╔══

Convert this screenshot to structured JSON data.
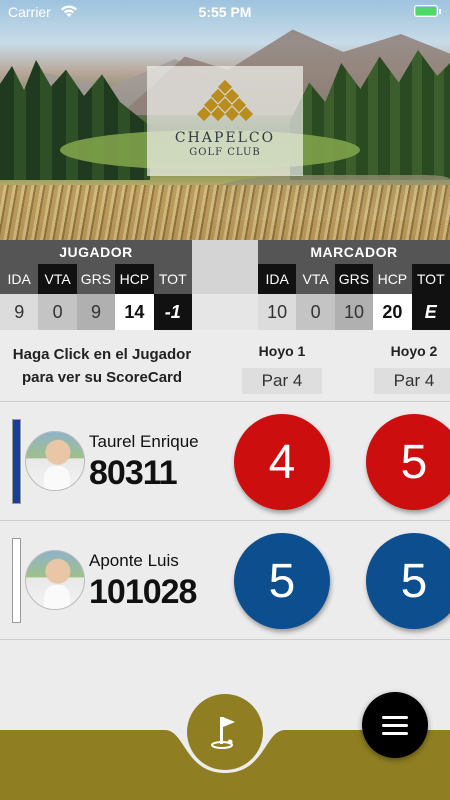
{
  "status_bar": {
    "carrier": "Carrier",
    "time": "5:55 PM"
  },
  "logo": {
    "name": "CHAPELCO",
    "sub": "GOLF CLUB"
  },
  "jugador": {
    "title": "JUGADOR",
    "headers": [
      "IDA",
      "VTA",
      "GRS",
      "HCP",
      "TOT"
    ],
    "values": [
      "9",
      "0",
      "9",
      "14",
      "-1"
    ]
  },
  "marcador": {
    "title": "MARCADOR",
    "headers": [
      "IDA",
      "VTA",
      "GRS",
      "HCP",
      "TOT"
    ],
    "values": [
      "10",
      "0",
      "10",
      "20",
      "E"
    ]
  },
  "info": {
    "line1": "Haga Click en el Jugador",
    "line2": "para ver su ScoreCard"
  },
  "holes": [
    {
      "name": "Hoyo 1",
      "par": "Par 4"
    },
    {
      "name": "Hoyo 2",
      "par": "Par 4"
    }
  ],
  "players": [
    {
      "name": "Taurel Enrique",
      "number": "80311",
      "scores": [
        "4",
        "5"
      ],
      "bar_color": "#1a3d9c"
    },
    {
      "name": "Aponte Luis",
      "number": "101028",
      "scores": [
        "5",
        "5"
      ],
      "bar_color": "#ffffff"
    }
  ],
  "colors": {
    "score_red": "#cc0e0e",
    "score_blue": "#0d4e8e",
    "bottom_olive": "#8f7f22",
    "panel_dark": "#555555"
  },
  "icons": {
    "home": "golf-flag-icon",
    "menu": "hamburger-menu-icon"
  }
}
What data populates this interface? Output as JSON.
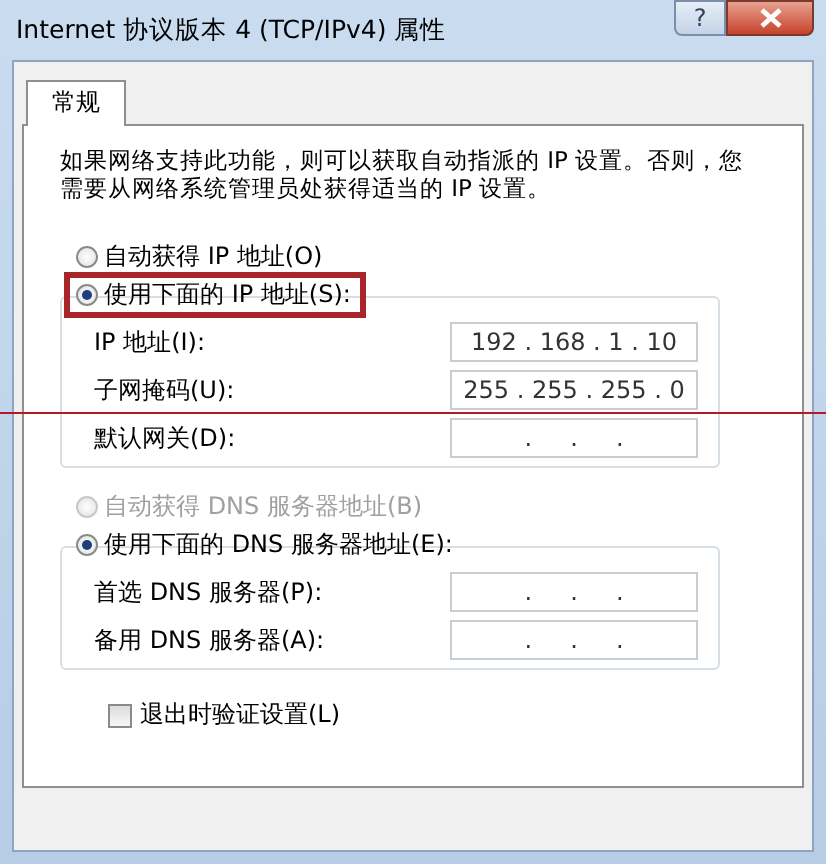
{
  "window": {
    "title": "Internet 协议版本 4 (TCP/IPv4) 属性",
    "help_glyph": "?"
  },
  "tabs": [
    {
      "label": "常规",
      "selected": true
    }
  ],
  "description": "如果网络支持此功能，则可以获取自动指派的 IP 设置。否则，您需要从网络系统管理员处获得适当的 IP 设置。",
  "ip_section": {
    "radios": [
      {
        "label": "自动获得 IP 地址(O)",
        "selected": false,
        "disabled": false,
        "highlighted": false
      },
      {
        "label": "使用下面的 IP 地址(S):",
        "selected": true,
        "disabled": false,
        "highlighted": true
      }
    ],
    "fields": [
      {
        "label": "IP 地址(I):",
        "value": "192 . 168 . 1 . 10",
        "disabled": false
      },
      {
        "label": "子网掩码(U):",
        "value": "255 . 255 . 255 . 0",
        "disabled": false
      },
      {
        "label": "默认网关(D):",
        "value": ".     .     .",
        "disabled": false
      }
    ]
  },
  "dns_section": {
    "radios": [
      {
        "label": "自动获得 DNS 服务器地址(B)",
        "selected": false,
        "disabled": true,
        "highlighted": false
      },
      {
        "label": "使用下面的 DNS 服务器地址(E):",
        "selected": true,
        "disabled": false,
        "highlighted": false
      }
    ],
    "fields": [
      {
        "label": "首选 DNS 服务器(P):",
        "value": ".     .     .",
        "disabled": false
      },
      {
        "label": "备用 DNS 服务器(A):",
        "value": ".     .     .",
        "disabled": false
      }
    ]
  },
  "validate_checkbox": {
    "label": "退出时验证设置(L)",
    "checked": false
  },
  "annotation_line": true
}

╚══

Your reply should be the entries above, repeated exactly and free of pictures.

#### Problem solution:
Convert this screenshot to structured JSON data.
{
  "status_bar": {
    "carrier": "Carrier",
    "time": "5:55 PM"
  },
  "logo": {
    "name": "CHAPELCO",
    "sub": "GOLF CLUB"
  },
  "jugador": {
    "title": "JUGADOR",
    "headers": [
      "IDA",
      "VTA",
      "GRS",
      "HCP",
      "TOT"
    ],
    "values": [
      "9",
      "0",
      "9",
      "14",
      "-1"
    ]
  },
  "marcador": {
    "title": "MARCADOR",
    "headers": [
      "IDA",
      "VTA",
      "GRS",
      "HCP",
      "TOT"
    ],
    "values": [
      "10",
      "0",
      "10",
      "20",
      "E"
    ]
  },
  "info": {
    "line1": "Haga Click en el Jugador",
    "line2": "para ver su ScoreCard"
  },
  "holes": [
    {
      "name": "Hoyo 1",
      "par": "Par 4"
    },
    {
      "name": "Hoyo 2",
      "par": "Par 4"
    }
  ],
  "players": [
    {
      "name": "Taurel Enrique",
      "number": "80311",
      "scores": [
        "4",
        "5"
      ],
      "bar_color": "#1a3d9c"
    },
    {
      "name": "Aponte Luis",
      "number": "101028",
      "scores": [
        "5",
        "5"
      ],
      "bar_color": "#ffffff"
    }
  ],
  "colors": {
    "score_red": "#cc0e0e",
    "score_blue": "#0d4e8e",
    "bottom_olive": "#8f7f22",
    "panel_dark": "#555555"
  },
  "icons": {
    "home": "golf-flag-icon",
    "menu": "hamburger-menu-icon"
  }
}
What data populates this interface? Output as JSON.
{
  "window": {
    "title": "Internet 协议版本 4 (TCP/IPv4) 属性",
    "help_glyph": "?"
  },
  "tabs": [
    {
      "label": "常规",
      "selected": true
    }
  ],
  "description": "如果网络支持此功能，则可以获取自动指派的 IP 设置。否则，您需要从网络系统管理员处获得适当的 IP 设置。",
  "ip_section": {
    "radios": [
      {
        "label": "自动获得 IP 地址(O)",
        "selected": false,
        "disabled": false,
        "highlighted": false
      },
      {
        "label": "使用下面的 IP 地址(S):",
        "selected": true,
        "disabled": false,
        "highlighted": true
      }
    ],
    "fields": [
      {
        "label": "IP 地址(I):",
        "value": "192 . 168 . 1 . 10",
        "disabled": false
      },
      {
        "label": "子网掩码(U):",
        "value": "255 . 255 . 255 . 0",
        "disabled": false
      },
      {
        "label": "默认网关(D):",
        "value": ".     .     .",
        "disabled": false
      }
    ]
  },
  "dns_section": {
    "radios": [
      {
        "label": "自动获得 DNS 服务器地址(B)",
        "selected": false,
        "disabled": true,
        "highlighted": false
      },
      {
        "label": "使用下面的 DNS 服务器地址(E):",
        "selected": true,
        "disabled": false,
        "highlighted": false
      }
    ],
    "fields": [
      {
        "label": "首选 DNS 服务器(P):",
        "value": ".     .     .",
        "disabled": false
      },
      {
        "label": "备用 DNS 服务器(A):",
        "value": ".     .     .",
        "disabled": false
      }
    ]
  },
  "validate_checkbox": {
    "label": "退出时验证设置(L)",
    "checked": false
  },
  "annotation_line": true
}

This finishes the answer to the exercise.